Take it away, boys: fixtures are not part of land
The message: a tenant can remove substantial plant and equipment from premises.
The case: In an important case for tenants who cease to trade, the court has clarified the law with regard the removal of fixtures and fittings, in Peel Land & Property (Ports No 3) vs TS Sheerness Steel (14.06.13).
In 1971 a 25-year lease was granted to erect the Sheerness steelworks in Kent. The tenant was liable to build and equip the steelworks, so it was capable of producing at least 50,000 tons of steel products each year, and it duly did so. The plant is substantial — comprising furnaces, cranes, water coolers, fume treatment machines, transformers and other substantial machinery and associated pipework and ductwork.
In 2012, the steelworks ceased trading, the business was sold and the lease assigned to the current tenant. An issue arose as to whether, if manufacturing did not recommence, the tenant could remove and sell the valuable plant and equipment. The landlord argued it could not, because of the terms of the lease, the substantial nature of the plant and equipment and the way it formed part of the building. It argued the machinery formed part of the land and belonged to it, even though it had been installed by the previous tenant.
The judge reviewed the law governing removal of fixtures installed by a tenant. Essentially, all pieces of plant and equipment are a tenant’s chattels to begin with, but when they become part of the structure or fabric of a building they become fixtures and the question is whether they are the landlord or tenant’s fixtures.
The judge held it was necessary to consider the physical extent of each item and whether it was installed for the tenant’s trade and could be removed without substantial difficulty or serious damage to the item or premises. If an item could be satisfactorily removed, even if it was extremely complex or bulky, it was a tenant’s fixture. Accordingly, even a pre-fabricated building assembled on site could be a tenant’s fixture.
Applying these criteria, the judge held that most of the plant and equipment was removable. Items such as cranes could be unbolted or cut free without causing substantial damage to the building — the fact that this would take time and involve millions of pounds was irrelevant. Furnaces were also removable, despite being fixed to the concrete floor. However, one particular furnace was not removable, as it was too integrated into the building and would be destroyed in the process.

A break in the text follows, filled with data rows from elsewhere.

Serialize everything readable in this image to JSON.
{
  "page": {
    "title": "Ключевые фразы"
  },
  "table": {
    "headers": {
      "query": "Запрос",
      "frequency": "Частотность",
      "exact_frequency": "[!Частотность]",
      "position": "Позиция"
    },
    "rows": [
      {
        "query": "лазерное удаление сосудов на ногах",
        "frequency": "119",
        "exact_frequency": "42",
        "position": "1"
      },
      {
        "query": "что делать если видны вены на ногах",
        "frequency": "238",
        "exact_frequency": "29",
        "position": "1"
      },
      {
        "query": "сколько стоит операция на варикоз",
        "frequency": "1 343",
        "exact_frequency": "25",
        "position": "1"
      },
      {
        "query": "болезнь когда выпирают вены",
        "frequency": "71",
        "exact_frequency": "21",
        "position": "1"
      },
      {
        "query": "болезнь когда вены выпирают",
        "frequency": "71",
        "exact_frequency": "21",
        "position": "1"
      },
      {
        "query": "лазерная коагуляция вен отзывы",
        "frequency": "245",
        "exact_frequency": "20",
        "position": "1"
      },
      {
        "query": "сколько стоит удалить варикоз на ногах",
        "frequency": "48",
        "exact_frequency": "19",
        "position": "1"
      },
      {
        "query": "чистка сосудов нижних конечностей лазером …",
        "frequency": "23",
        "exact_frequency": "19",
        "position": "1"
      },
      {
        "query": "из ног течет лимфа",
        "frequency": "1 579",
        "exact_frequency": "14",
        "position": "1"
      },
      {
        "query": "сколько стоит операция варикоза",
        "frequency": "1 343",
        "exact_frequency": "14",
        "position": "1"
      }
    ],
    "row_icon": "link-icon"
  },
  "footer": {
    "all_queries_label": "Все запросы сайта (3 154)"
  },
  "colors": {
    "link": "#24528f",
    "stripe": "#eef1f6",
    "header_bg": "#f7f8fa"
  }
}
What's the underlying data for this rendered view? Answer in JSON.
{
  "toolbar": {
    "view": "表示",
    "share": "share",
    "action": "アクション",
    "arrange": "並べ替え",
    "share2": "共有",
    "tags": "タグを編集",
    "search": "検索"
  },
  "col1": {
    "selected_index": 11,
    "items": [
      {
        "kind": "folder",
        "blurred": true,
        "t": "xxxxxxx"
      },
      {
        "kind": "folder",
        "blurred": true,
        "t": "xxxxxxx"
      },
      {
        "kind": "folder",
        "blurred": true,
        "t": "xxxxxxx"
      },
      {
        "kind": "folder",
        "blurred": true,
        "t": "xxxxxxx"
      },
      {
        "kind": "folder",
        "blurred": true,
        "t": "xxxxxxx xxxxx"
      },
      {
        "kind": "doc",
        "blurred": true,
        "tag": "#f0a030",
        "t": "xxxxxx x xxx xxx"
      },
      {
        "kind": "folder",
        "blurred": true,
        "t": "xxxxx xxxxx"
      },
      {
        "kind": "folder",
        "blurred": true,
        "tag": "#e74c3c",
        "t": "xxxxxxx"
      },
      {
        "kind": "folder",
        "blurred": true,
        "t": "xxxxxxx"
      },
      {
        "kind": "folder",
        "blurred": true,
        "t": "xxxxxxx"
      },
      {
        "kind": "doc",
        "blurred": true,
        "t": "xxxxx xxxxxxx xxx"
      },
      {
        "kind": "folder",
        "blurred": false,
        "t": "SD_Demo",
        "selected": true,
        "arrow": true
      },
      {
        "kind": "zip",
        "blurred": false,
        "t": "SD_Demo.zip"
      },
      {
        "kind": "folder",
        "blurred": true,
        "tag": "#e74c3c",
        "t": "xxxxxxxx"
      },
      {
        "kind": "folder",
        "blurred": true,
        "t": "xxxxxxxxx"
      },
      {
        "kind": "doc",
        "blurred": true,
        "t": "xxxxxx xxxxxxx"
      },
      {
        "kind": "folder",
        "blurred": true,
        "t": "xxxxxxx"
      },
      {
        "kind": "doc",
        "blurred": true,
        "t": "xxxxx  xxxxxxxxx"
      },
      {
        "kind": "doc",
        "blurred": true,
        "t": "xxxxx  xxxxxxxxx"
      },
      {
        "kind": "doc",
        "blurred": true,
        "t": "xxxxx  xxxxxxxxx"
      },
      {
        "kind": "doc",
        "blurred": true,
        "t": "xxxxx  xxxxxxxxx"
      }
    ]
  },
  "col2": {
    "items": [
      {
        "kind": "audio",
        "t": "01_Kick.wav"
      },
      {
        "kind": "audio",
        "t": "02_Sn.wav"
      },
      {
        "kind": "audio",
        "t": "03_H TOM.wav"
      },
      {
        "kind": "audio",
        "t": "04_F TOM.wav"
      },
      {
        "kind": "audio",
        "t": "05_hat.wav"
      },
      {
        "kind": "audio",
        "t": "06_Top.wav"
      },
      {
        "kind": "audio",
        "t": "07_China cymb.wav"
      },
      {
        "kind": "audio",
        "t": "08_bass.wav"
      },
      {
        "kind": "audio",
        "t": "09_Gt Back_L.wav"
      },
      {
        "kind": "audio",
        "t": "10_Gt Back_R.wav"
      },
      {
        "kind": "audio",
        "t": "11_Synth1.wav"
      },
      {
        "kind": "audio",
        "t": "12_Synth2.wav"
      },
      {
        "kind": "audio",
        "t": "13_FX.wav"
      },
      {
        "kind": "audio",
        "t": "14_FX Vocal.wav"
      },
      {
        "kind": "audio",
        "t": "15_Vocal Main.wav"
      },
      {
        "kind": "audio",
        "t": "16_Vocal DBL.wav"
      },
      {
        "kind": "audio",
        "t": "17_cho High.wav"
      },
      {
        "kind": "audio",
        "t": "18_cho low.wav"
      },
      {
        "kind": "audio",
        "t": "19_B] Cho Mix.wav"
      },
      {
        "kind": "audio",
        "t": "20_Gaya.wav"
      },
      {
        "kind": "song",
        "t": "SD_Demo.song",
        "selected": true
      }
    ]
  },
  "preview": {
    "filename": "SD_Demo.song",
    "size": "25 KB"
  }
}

The judge did not think the terms of the lease affected the position. The law permits removal of a tenant’s fixtures, even if they were installed pursuant to an obligation under the lease. Clear words to the contrary would be needed, if a tenant was not permitted to do this. The judge did not think the tenant’s commercial intention had been to fully equip the building for the benefit of the landlord, as if the premises had been let on that basis.